It is important to note that you should always try to place your valuables in a waterproof container or garbage bag after they are wrapped in foam. While the foam will protect your items from water damage, there may be some small gaps where you have cut, wrapped, and taped the foam. By placing the item in a waterproof container or bag, especially in the event of flooding, you are adding that extra layer of protection.
Is Polyethylene Foam Always the Way to Go?
While most waterproof foam sheets and blocks (which you’ll want for stormproofing) are made of closed-cell polyethylene, there are some instances where extra consideration may need to be taken. As a standard rule of thumb, most of your valuables are best protected by cross-linked polyethylene foam, but electronics, for example, require an extra step if you want to ensure their safety during the storm.
In the event of severe weather, you’ll probably have access to your cell phone, but what about all of your other electronics?
For things like laptops, TVs, tablets, and more, you can use Commercial Pink Anti-Static Foam before wrapping them in cross-linked polyethylene. Pink anti-static foam comes in various sizes to fit all of your electronics.

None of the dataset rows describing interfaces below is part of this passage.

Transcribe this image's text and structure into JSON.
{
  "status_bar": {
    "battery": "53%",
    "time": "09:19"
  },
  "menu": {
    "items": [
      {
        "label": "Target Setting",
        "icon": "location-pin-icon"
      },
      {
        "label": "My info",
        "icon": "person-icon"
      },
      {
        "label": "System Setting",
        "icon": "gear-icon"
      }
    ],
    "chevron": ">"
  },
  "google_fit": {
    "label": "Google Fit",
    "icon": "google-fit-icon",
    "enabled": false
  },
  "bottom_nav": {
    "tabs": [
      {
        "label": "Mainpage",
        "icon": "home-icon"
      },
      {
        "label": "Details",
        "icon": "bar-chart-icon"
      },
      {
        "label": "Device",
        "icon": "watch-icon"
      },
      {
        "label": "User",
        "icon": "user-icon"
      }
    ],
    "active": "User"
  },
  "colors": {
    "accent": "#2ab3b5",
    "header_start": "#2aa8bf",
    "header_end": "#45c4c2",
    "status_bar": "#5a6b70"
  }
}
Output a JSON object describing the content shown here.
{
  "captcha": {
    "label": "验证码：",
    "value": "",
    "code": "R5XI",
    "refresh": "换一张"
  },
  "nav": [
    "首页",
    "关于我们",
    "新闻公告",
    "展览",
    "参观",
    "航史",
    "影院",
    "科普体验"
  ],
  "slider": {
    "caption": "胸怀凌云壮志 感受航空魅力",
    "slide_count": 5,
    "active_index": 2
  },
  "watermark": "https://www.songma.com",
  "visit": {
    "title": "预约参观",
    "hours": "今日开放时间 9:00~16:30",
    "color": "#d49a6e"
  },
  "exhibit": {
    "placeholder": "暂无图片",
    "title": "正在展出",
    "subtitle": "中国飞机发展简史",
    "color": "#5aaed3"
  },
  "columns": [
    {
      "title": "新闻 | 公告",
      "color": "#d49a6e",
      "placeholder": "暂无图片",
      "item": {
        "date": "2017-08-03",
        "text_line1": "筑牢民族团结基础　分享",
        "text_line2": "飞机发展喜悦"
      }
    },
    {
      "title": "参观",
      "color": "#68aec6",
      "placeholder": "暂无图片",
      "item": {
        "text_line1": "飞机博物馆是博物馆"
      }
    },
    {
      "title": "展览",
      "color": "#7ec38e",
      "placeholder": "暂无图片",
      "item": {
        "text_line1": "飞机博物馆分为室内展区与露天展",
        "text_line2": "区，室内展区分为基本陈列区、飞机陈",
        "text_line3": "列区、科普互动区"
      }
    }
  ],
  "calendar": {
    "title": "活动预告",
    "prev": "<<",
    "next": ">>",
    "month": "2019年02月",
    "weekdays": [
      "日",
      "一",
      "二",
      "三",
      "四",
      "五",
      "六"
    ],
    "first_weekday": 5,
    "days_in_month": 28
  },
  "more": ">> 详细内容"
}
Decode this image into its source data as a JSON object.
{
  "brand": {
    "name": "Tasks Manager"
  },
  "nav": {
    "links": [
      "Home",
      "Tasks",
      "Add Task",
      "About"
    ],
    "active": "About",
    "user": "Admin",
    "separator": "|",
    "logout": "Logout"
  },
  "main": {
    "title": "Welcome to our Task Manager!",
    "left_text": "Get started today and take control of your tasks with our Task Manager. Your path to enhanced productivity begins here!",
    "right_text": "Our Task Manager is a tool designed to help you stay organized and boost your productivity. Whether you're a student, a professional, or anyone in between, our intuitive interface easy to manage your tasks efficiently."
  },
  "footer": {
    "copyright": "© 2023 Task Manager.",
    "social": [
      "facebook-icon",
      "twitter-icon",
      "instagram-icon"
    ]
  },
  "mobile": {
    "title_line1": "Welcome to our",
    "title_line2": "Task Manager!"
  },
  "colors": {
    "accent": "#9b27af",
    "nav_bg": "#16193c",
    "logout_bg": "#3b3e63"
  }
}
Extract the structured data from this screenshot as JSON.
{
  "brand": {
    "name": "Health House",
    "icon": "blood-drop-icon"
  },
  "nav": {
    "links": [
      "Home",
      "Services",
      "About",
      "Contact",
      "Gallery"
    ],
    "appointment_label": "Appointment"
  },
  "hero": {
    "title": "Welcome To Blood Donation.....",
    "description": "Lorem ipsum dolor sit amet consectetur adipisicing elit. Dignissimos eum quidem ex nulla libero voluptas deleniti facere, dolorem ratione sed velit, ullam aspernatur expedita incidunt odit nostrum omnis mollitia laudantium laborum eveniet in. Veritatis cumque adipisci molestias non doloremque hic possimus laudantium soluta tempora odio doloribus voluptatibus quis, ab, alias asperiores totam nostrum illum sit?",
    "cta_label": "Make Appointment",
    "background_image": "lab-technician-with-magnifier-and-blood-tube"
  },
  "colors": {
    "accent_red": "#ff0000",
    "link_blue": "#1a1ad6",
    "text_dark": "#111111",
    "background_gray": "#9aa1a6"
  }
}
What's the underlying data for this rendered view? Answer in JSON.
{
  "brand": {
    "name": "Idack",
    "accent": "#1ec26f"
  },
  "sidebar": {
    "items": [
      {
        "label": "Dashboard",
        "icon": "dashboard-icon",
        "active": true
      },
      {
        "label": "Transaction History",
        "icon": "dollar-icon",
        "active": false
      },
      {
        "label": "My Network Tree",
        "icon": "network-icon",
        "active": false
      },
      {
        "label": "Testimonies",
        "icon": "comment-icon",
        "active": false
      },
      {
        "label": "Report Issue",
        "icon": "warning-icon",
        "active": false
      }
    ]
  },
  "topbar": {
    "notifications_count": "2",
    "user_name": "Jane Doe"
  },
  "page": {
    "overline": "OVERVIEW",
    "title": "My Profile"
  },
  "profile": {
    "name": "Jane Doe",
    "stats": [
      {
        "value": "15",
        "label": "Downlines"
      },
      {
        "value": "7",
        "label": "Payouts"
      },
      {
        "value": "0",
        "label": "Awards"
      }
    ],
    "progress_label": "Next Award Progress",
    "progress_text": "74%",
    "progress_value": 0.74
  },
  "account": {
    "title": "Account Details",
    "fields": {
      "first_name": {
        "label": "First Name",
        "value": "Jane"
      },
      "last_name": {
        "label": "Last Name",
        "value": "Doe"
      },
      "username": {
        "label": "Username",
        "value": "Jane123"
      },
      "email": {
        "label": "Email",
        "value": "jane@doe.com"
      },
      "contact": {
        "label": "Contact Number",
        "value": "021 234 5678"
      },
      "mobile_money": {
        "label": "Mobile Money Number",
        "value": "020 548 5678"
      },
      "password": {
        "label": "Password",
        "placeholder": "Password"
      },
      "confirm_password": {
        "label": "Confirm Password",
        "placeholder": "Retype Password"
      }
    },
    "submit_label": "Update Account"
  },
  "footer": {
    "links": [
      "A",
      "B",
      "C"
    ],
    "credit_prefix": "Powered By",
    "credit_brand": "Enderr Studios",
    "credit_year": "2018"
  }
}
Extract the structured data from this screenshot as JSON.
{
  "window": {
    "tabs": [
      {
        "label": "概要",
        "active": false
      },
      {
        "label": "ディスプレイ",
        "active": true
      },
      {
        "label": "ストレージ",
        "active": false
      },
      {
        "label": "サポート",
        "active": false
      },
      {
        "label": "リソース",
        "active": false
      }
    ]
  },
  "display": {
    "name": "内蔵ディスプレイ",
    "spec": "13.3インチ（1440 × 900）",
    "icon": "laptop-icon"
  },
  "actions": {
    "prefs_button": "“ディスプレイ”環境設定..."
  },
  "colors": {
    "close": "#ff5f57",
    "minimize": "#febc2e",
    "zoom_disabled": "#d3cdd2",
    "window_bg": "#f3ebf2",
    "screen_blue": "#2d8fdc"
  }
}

Sheets as thin as ¼” are perfect for tablets and portable consoles.
Anti-static foams help to dissipate electrostatic charges, which can easily damage devices and parts. The open and closed cell options for anti-static foam, and the custom cutting options that Foam Factory offers, means that you can have tailored protection for each of your electronics in the event of a weather emergency.
Severe weather can happen fast, and the destruction can be catastrophic. Ensure your essentials and valuables are protected before there is irreparable damage with foam provided by Foam Factory, Inc!
Foam by Mail hopes that we’ve been able to help you and your family stay safe during the event of a storm.